• [GIVEN INFORMATION]
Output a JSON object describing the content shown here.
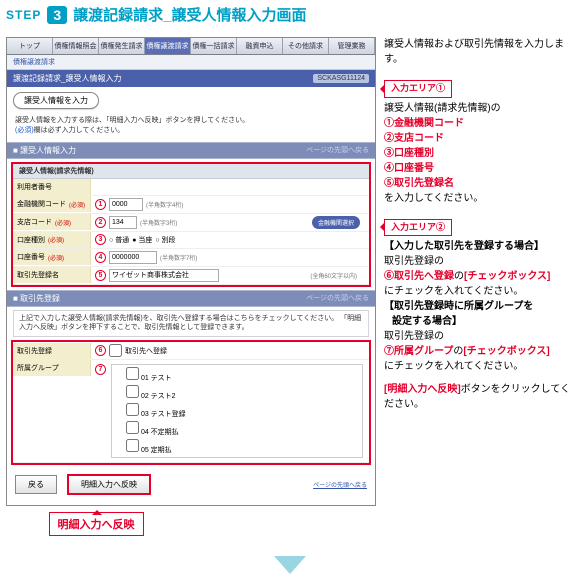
{
  "step": {
    "label": "STEP",
    "num": "3",
    "title": "譲渡記録請求_譲受人情報入力画面"
  },
  "tabs": [
    "トップ",
    "債権情報照会",
    "債権発生請求",
    "債権譲渡請求",
    "債権一括請求",
    "融資申込",
    "その他請求",
    "管理業務"
  ],
  "activeTab": 3,
  "subbar": "債権譲渡請求",
  "pane": {
    "title": "譲渡記録請求_譲受人情報入力",
    "code": "SCKASG11124"
  },
  "roundBtn": "譲受人情報を入力",
  "desc": {
    "l1": "譲受人情報を入力する際は、「明細入力へ反映」ボタンを押してください。",
    "l2": "(必須)",
    "l3": "欄は必ず入力してください。"
  },
  "sect1": {
    "title": "■ 譲受人情報入力",
    "page": "ページの先頭へ戻る"
  },
  "form1": {
    "header": "譲受人情報(請求先情報)",
    "r0": {
      "k": "利用者番号",
      "v": ""
    },
    "r1": {
      "k": "金融機関コード",
      "req": "(必須)",
      "v": "0000",
      "hint": "(半角数字4桁)"
    },
    "r2": {
      "k": "支店コード",
      "req": "(必須)",
      "v": "134",
      "hint": "(半角数字3桁)",
      "btn": "金融機関選択"
    },
    "r3": {
      "k": "口座種別",
      "req": "(必須)",
      "o1": "普通",
      "o2": "当座",
      "o3": "別段"
    },
    "r4": {
      "k": "口座番号",
      "req": "(必須)",
      "v": "0000000",
      "hint": "(半角数字7桁)"
    },
    "r5": {
      "k": "取引先登録名",
      "v": "ワイゼット商事株式会社",
      "note": "(全角60文字以内)"
    }
  },
  "sect2": {
    "title": "■ 取引先登録"
  },
  "txbox": "上記で入力した譲受人情報(請求先情報)を、取引先へ登録する場合はこちらをチェックしてください。\n「明細入力へ反映」ボタンを押下することで、取引先情報として登録できます。",
  "form2": {
    "r6": {
      "k": "取引先登録",
      "lbl": "取引先へ登録"
    },
    "r7": {
      "k": "所属グループ",
      "items": [
        "01 テスト",
        "02 テスト2",
        "03 テスト登録",
        "04 不定期払",
        "05 定期払"
      ]
    }
  },
  "btm": {
    "back": "戻る",
    "reflect": "明細入力へ反映",
    "toplink": "ページの先頭へ戻る"
  },
  "callout": "明細入力へ反映",
  "right": {
    "intro": "譲受人情報および取引先情報を入力します。",
    "area1": "入力エリア①",
    "a1_lead": "譲受人情報(請求先情報)の",
    "a1_items": [
      "①金融機関コード",
      "②支店コード",
      "③口座種別",
      "④口座番号",
      "⑤取引先登録名"
    ],
    "a1_tail": "を入力してください。",
    "area2": "入力エリア②",
    "b_h1": "【入力した取引先を登録する場合】",
    "b_l1": "取引先登録の",
    "b_l2a": "⑥取引先へ登録",
    "b_l2b": "の",
    "b_l2c": "[チェックボックス]",
    "b_l3": "にチェックを入れてください。",
    "b_h2a": "【取引先登録時に所属グループを",
    "b_h2b": "設定する場合】",
    "b_l4": "取引先登録の",
    "b_l5a": "⑦所属グループ",
    "b_l5b": "の",
    "b_l5c": "[チェックボックス]",
    "b_l6": "にチェックを入れてください。",
    "c1": "[明細入力へ反映]",
    "c2": "ボタンをクリックしてください。"
  }
}
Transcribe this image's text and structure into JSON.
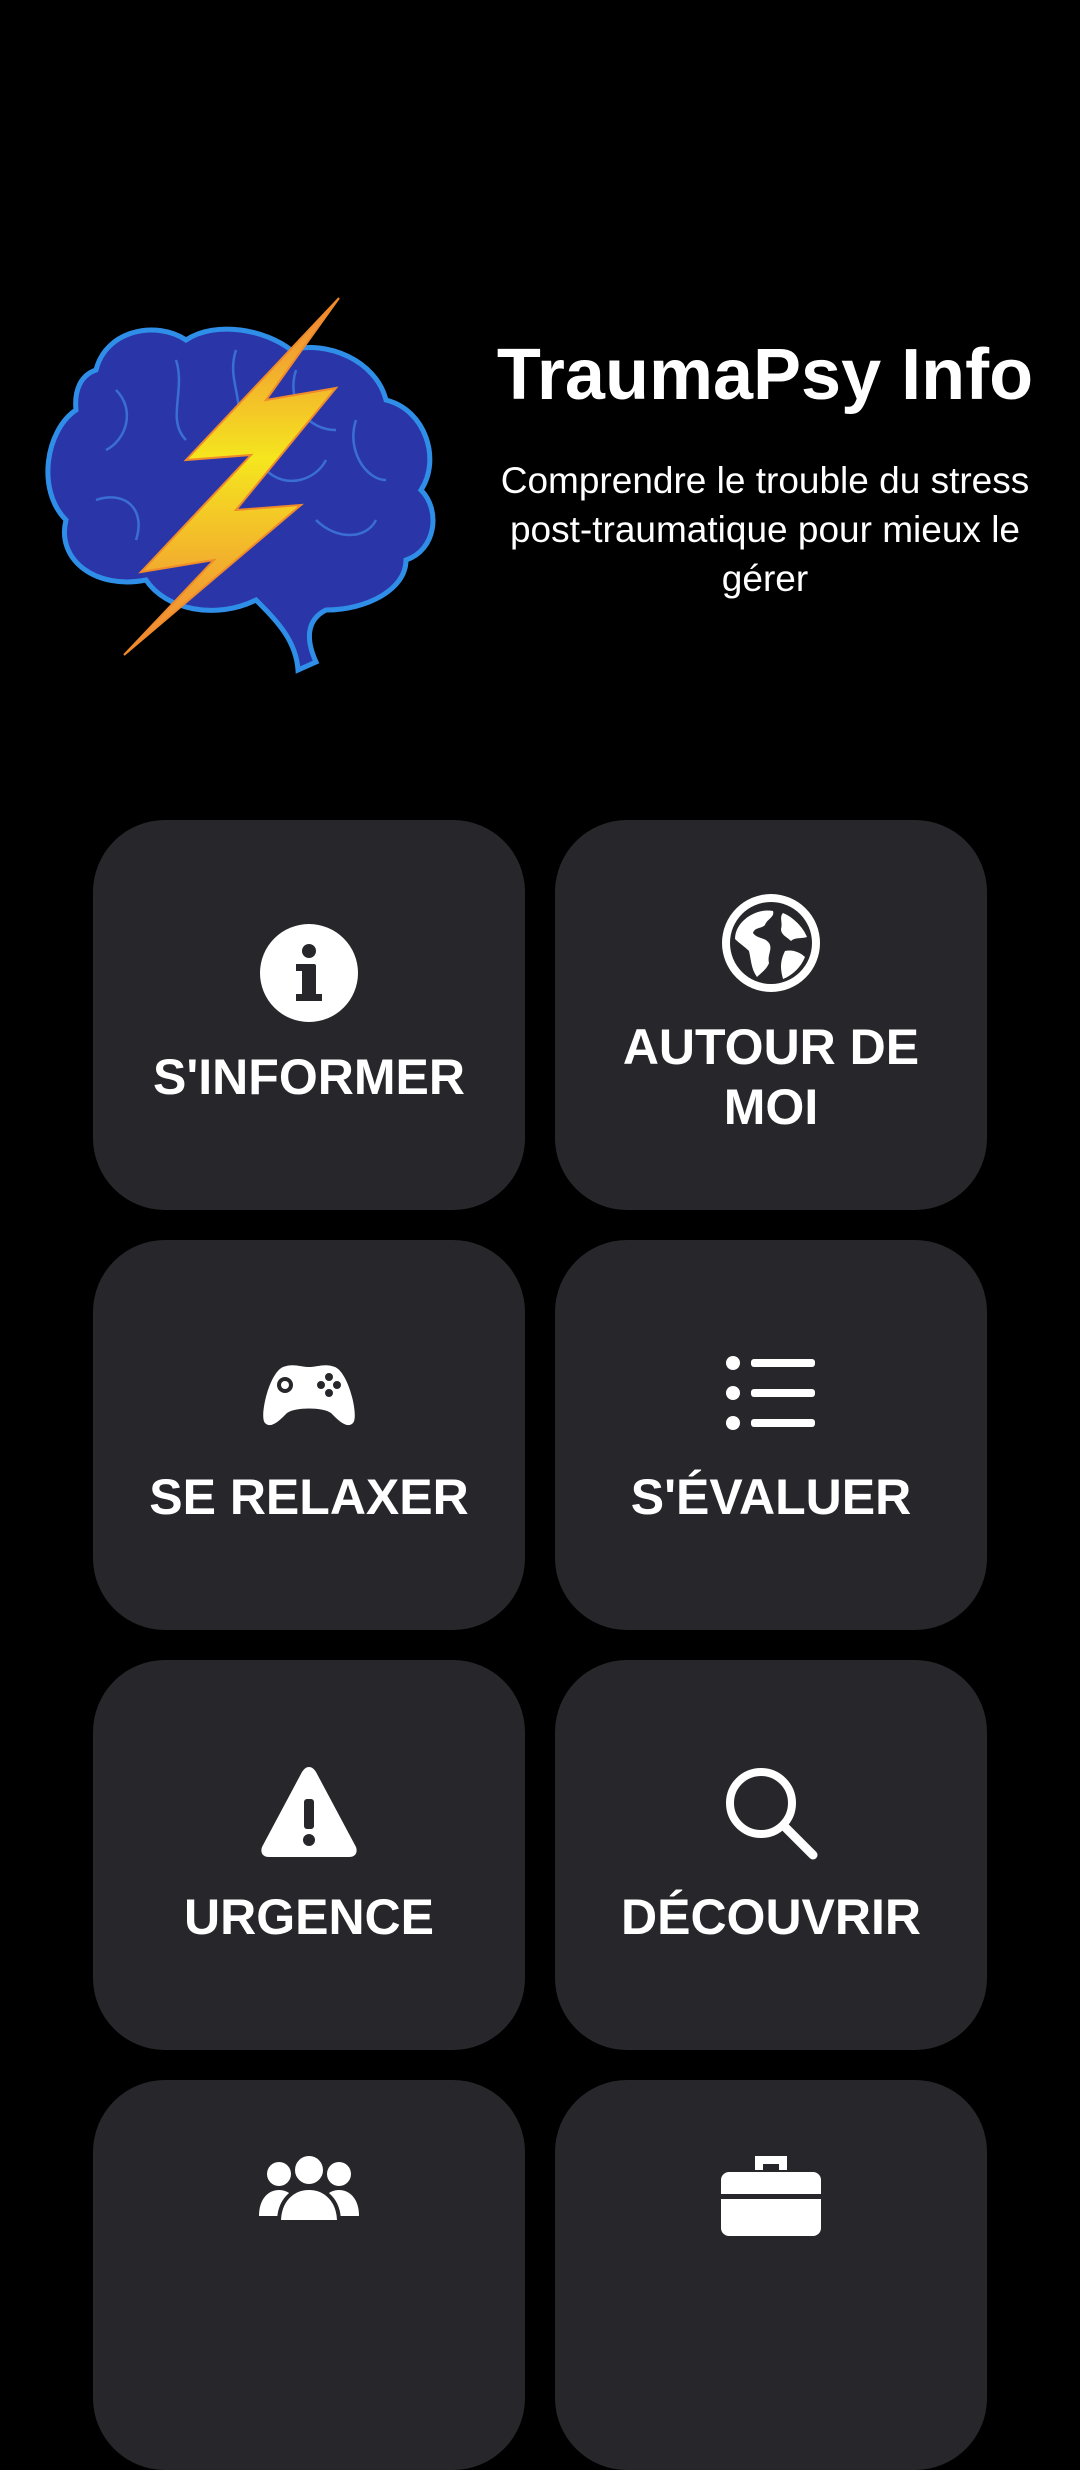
{
  "header": {
    "title": "TraumaPsy Info",
    "subtitle": "Comprendre le trouble du stress post-traumatique pour mieux le gérer",
    "logo_icon": "brain-lightning-logo"
  },
  "menu": {
    "items": [
      {
        "label": "S'INFORMER",
        "icon": "info-icon"
      },
      {
        "label": "AUTOUR DE MOI",
        "icon": "globe-icon"
      },
      {
        "label": "SE RELAXER",
        "icon": "gamepad-icon"
      },
      {
        "label": "S'ÉVALUER",
        "icon": "list-icon"
      },
      {
        "label": "URGENCE",
        "icon": "warning-icon"
      },
      {
        "label": "DÉCOUVRIR",
        "icon": "search-icon"
      },
      {
        "label": "",
        "icon": "group-icon"
      },
      {
        "label": "",
        "icon": "toolbox-icon"
      }
    ]
  },
  "colors": {
    "background": "#000000",
    "tile": "#27272b",
    "text": "#ffffff",
    "brain": "#2a36a8",
    "brain_outline": "#2f8fe8",
    "bolt_top": "#f5e61e",
    "bolt_bottom": "#f0813a"
  }
}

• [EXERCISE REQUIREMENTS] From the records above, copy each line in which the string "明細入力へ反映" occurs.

• [WRITTEN SOLUTION]
    "l1": "譲受人情報を入力する際は、「明細入力へ反映」ボタンを押してください。",
  "txbox": "上記で入力した譲受人情報(請求先情報)を、取引先へ登録する場合はこちらをチェックしてください。\n「明細入力へ反映」ボタンを押下することで、取引先情報として登録できます。",
    "reflect": "明細入力へ反映",
  "callout": "明細入力へ反映",
    "c1": "[明細入力へ反映]",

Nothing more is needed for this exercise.